> Data for processing
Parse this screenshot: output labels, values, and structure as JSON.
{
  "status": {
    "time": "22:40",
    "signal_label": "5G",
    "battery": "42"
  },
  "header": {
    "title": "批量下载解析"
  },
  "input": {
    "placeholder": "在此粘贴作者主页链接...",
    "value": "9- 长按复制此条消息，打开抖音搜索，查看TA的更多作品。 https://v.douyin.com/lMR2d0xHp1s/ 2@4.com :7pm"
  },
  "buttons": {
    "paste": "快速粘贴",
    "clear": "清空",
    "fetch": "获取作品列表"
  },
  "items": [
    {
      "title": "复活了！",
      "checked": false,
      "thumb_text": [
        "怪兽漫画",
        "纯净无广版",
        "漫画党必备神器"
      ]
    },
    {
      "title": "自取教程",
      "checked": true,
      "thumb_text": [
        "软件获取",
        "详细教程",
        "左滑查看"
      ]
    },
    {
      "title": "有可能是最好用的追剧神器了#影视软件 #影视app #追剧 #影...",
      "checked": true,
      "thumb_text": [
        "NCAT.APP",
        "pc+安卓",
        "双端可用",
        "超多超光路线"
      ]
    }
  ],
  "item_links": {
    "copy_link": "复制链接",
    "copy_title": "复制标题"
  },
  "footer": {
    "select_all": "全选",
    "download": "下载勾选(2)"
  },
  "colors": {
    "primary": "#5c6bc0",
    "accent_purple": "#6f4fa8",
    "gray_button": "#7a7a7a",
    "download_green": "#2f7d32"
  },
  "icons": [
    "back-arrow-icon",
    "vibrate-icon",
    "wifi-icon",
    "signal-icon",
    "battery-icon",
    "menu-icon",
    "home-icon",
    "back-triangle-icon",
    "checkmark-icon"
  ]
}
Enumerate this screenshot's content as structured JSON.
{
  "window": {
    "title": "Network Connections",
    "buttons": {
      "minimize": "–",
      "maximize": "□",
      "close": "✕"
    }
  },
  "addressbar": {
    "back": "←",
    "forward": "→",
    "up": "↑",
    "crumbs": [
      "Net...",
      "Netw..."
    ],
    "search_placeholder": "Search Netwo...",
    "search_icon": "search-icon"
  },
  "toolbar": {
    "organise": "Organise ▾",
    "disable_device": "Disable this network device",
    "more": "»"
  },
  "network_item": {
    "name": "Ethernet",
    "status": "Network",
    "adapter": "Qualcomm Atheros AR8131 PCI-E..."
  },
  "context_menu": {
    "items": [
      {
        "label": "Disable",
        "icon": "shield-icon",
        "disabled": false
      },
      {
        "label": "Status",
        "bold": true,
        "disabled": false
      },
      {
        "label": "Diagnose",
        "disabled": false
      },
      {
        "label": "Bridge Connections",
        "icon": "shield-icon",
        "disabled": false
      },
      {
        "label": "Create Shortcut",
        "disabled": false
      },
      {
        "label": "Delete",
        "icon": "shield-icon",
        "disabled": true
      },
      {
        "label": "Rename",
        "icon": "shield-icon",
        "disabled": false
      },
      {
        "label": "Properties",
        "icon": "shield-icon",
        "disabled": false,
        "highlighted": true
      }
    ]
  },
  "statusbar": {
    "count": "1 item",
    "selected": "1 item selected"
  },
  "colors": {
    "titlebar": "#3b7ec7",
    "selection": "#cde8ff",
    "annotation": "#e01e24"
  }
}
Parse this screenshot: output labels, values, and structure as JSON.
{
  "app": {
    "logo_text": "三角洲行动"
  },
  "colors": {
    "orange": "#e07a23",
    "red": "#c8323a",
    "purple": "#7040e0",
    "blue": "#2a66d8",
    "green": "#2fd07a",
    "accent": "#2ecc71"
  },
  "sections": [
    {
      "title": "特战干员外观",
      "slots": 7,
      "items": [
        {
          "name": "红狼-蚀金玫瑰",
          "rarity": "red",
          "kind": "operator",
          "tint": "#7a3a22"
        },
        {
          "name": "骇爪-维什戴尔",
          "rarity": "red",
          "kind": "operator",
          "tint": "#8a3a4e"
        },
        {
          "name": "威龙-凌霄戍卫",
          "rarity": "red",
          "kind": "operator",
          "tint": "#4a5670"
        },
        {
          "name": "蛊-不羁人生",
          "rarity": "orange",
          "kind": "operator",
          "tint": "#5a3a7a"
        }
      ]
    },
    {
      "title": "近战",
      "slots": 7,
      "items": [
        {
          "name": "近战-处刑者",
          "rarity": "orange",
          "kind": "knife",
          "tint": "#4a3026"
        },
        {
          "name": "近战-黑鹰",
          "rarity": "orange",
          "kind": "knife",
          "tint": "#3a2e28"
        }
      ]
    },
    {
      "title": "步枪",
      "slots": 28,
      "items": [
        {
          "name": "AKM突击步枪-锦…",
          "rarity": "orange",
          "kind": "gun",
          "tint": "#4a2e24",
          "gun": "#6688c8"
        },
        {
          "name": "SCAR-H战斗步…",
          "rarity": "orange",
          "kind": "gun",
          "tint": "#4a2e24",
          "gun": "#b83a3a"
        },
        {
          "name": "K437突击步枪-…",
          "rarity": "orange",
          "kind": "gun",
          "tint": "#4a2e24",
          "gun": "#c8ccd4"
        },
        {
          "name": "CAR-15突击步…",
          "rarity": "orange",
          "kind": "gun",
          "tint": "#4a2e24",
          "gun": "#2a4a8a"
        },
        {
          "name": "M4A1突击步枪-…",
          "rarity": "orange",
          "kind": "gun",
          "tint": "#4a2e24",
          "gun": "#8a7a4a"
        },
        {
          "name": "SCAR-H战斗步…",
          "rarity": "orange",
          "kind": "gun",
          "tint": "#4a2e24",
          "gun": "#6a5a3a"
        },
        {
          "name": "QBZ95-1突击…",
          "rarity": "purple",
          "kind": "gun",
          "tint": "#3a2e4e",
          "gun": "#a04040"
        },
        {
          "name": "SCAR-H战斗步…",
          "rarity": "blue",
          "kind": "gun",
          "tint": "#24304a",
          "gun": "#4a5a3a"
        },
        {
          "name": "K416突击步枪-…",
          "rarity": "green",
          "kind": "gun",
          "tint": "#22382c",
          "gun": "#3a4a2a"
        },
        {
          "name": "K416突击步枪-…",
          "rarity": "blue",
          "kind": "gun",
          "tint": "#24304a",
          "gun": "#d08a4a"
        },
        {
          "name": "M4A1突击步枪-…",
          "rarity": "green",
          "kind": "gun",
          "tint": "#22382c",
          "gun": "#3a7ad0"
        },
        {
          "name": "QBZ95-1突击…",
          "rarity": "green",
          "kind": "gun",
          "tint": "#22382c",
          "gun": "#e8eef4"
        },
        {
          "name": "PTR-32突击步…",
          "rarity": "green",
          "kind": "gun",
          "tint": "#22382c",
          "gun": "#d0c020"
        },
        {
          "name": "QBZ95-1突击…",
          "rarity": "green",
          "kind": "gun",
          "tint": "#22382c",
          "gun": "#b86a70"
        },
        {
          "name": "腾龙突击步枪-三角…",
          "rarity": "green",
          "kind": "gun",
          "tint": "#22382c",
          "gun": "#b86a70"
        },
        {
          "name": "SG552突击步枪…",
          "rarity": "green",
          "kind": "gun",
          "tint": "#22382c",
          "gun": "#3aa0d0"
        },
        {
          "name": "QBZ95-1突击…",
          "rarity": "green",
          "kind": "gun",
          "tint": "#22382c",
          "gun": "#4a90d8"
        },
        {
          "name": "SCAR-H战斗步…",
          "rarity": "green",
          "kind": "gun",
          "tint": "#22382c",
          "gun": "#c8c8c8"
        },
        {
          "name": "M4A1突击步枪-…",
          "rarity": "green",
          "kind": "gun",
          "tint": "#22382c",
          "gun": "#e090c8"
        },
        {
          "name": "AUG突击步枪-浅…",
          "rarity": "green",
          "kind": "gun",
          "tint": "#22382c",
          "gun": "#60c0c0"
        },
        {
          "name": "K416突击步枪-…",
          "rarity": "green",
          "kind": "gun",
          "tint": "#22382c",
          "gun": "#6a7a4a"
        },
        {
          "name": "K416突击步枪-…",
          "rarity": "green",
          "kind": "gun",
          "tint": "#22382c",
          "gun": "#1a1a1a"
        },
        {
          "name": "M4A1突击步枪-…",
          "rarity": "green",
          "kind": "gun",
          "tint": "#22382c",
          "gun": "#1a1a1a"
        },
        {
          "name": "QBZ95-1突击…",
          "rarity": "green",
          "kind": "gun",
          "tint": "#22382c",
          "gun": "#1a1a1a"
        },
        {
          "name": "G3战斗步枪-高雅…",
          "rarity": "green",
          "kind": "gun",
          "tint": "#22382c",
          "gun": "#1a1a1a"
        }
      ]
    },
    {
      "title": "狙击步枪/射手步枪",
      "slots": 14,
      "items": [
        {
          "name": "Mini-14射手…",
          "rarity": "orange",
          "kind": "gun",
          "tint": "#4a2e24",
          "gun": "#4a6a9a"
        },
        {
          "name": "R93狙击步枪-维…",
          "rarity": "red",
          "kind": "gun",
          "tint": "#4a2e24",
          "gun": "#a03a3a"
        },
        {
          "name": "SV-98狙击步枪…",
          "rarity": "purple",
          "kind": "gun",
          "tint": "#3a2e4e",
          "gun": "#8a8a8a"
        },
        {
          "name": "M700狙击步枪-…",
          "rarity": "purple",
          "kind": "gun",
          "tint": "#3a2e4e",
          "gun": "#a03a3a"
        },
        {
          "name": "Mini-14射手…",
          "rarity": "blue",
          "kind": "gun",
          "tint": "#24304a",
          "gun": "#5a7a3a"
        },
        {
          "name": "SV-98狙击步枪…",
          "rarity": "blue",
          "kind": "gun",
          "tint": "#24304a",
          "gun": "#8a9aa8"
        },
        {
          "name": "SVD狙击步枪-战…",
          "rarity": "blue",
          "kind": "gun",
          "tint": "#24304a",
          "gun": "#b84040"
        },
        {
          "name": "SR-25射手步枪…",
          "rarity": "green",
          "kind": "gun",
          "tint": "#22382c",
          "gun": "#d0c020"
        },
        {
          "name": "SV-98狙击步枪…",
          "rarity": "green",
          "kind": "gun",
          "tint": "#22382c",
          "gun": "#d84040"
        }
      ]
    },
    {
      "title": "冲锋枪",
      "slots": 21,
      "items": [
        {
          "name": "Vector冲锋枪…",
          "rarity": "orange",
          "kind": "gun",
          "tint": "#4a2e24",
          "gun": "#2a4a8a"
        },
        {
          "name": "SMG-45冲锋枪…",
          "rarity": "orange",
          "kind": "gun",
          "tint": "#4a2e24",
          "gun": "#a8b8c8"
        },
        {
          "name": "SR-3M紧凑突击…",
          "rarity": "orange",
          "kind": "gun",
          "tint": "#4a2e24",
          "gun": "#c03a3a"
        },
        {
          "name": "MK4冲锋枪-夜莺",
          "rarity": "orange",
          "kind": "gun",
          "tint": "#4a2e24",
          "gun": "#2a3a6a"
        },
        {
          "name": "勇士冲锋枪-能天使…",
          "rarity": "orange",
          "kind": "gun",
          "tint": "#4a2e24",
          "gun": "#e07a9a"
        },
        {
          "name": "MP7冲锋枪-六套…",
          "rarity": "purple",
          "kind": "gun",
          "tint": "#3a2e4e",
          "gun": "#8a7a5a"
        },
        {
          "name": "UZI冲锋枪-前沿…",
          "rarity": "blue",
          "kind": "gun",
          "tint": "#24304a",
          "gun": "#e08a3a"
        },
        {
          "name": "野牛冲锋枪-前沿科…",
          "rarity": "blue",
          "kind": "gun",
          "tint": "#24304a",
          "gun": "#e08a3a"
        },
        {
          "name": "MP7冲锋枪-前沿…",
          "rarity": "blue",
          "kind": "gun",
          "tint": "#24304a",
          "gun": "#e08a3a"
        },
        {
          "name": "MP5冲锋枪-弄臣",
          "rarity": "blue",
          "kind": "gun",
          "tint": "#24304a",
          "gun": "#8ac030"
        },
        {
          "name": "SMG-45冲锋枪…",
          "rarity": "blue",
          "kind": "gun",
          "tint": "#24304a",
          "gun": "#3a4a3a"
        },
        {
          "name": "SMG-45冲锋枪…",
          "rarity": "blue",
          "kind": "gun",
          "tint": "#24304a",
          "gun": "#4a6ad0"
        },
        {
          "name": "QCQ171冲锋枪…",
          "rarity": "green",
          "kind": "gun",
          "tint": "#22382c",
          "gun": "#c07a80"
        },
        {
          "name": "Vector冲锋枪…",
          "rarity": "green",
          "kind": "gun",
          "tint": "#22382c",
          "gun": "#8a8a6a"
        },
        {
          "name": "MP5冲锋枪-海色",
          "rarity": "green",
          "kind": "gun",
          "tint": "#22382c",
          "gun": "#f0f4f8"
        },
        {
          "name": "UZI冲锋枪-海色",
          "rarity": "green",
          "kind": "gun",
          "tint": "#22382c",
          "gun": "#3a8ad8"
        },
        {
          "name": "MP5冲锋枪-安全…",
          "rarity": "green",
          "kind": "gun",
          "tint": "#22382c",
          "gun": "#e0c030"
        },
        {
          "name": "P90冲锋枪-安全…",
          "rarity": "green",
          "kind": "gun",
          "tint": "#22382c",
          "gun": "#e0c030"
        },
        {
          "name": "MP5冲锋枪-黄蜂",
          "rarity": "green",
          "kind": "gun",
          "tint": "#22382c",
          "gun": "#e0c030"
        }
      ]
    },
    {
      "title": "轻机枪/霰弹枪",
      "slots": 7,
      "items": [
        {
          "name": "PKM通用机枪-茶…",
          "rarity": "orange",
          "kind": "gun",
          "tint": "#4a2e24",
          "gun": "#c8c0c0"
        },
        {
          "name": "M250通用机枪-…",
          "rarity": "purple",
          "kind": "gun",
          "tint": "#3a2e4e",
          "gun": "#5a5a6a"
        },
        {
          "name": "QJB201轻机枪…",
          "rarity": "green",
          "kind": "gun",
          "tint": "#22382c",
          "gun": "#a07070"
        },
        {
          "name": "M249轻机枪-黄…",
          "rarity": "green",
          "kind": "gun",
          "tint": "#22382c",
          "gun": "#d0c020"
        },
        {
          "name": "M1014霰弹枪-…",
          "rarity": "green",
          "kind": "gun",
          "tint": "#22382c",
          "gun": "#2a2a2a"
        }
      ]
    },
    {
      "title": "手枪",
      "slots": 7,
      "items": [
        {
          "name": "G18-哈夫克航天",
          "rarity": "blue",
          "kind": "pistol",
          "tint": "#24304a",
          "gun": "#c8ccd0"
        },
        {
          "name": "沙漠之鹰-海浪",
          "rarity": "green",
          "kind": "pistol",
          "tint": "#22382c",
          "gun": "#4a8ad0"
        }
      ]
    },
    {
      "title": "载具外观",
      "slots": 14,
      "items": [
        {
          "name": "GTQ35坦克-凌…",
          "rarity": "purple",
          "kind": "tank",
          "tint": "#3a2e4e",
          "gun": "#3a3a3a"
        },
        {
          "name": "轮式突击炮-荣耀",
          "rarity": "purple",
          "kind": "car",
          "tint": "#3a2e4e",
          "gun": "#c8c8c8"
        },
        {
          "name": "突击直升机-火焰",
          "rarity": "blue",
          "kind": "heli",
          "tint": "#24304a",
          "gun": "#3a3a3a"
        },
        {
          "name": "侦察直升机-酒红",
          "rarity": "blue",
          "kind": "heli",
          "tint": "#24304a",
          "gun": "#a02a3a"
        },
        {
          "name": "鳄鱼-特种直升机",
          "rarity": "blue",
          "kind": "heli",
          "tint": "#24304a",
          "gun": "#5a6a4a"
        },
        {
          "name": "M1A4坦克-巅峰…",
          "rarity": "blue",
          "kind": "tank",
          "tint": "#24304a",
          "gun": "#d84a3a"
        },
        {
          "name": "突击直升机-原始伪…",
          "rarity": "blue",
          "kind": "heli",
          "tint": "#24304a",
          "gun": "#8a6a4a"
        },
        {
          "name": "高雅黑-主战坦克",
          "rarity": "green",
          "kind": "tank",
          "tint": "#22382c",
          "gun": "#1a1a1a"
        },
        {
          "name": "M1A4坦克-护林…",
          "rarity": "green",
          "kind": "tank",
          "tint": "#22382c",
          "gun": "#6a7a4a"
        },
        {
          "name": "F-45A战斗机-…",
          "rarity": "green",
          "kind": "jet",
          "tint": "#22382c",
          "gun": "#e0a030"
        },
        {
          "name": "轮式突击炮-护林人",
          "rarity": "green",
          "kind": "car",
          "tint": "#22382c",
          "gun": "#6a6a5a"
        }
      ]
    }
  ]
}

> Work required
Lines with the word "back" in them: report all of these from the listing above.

> Your solution
    "back-arrow-icon",
    "back-triangle-icon",
    "back": "←",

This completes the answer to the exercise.